Having said that let’s look again at our text. The admonition is to cleanse ourselves all filthiness of the flesh and the spirit. The word filthiness is an interesting word. It means “an action by which anything is defiled” or doing something that defiles you. We know from the mouth of our dear Savior that defilement does not come from without but from within (Mark 7). This is not a contradiction of the words of our Lord. This defilement (filthiness) comes from a root word that means to pollute or stain. A thing is stained by coming in contact with something of a polluting nature, something nasty. The nasty filthiness that is spoken of here has to do with contact or proximity or association with something. Clearly this filthiness is in opposition to the promises in Christ and to the Christ of the promises. Such language is not foreign to the Gospel (Matt. 15: 12-14; Gal. 1: 6-7; II John 9-11; Jude 23). The believer is not stained by association with sinners like himself. We are commanded to preach the Gospel to every creature, and our Lord set the example for associations, being the friend of publicans and sinners. The believer is however stained, and often polluted, gets his feet dirty in association with false, legalistic religion. The epistles of Galatians and Colossians were written in warning against that very thing and we have examples of that stain in the action of Peter, James and Barnabas at Antioch (Gal. 2: 5). We are to cleanse ourselves from that which would pollute us or spot our garment. This cleansing has to do with the flesh and the spirit. This does not refer to the old man and the new man, or the Spirit and the flesh that are always contrary to one other, or the war that goes on in our members to bring every consideration to the obedience of Christ. This is quite simply, since it has to do with filthy contact, our body and our mind. We are to cleanse ourselves from the filthiness of our bodies and our minds by keeping ourselves from that which would stain us. We are to present our bodies a living sacrifice to God, our members as instruments of righteousness, and mind not the things of the flesh and look not at things one the earth. This, Paul declares, is “perfecting holiness in the fear of God”. This word “perfecting” means to finish or to bring to and end and the word holiness finds in primary meaning in being separate.

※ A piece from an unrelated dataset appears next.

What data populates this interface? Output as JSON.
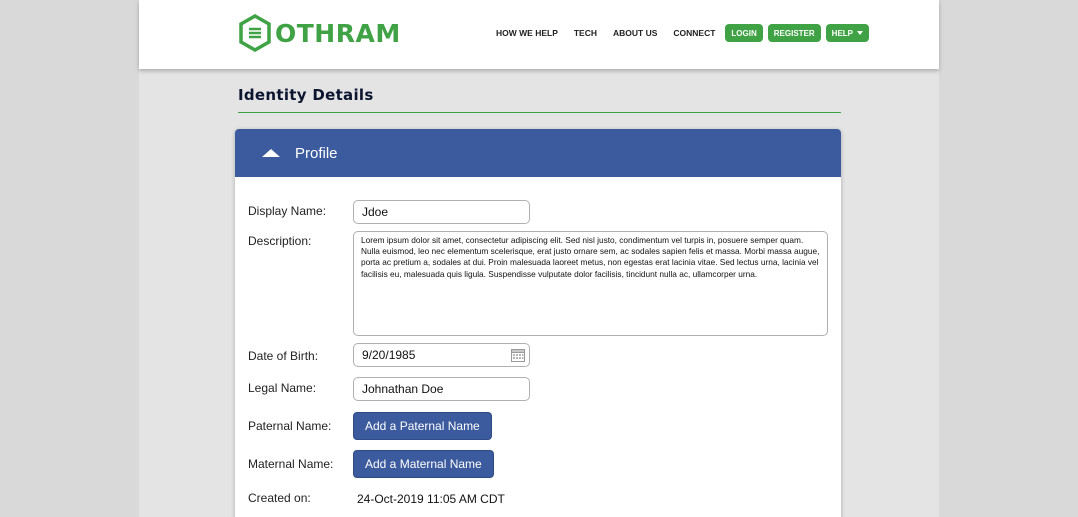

Perfecting holiness is finishing the matter of separation. To find what this means we have but to apply to the context. Read 6: 14-17. We are not to join hands with those who oppose Christ and His Gospel, and we are not to mind the things that they espouse as necessary for holiness before God. The truth of the matter is that in order to perfect holiness we must reject the holiness that they espouse. Their religion is a polluting stain that we are to neither sidle up to nor entertain in our minds. We are not to be yokefellows with them, fellowship, have communion, be in concord or agree with them. We don’t separate from them by paying attention to them. Paul would not give them an hour of his time. We separate from them by separation to something else (Romans 1: 6). In short, “Having therefore these promises, dearly beloved, let us cleanse ourselves from all filthiness of the flesh and spirit, perfecting holiness (separation) in the fear of God”.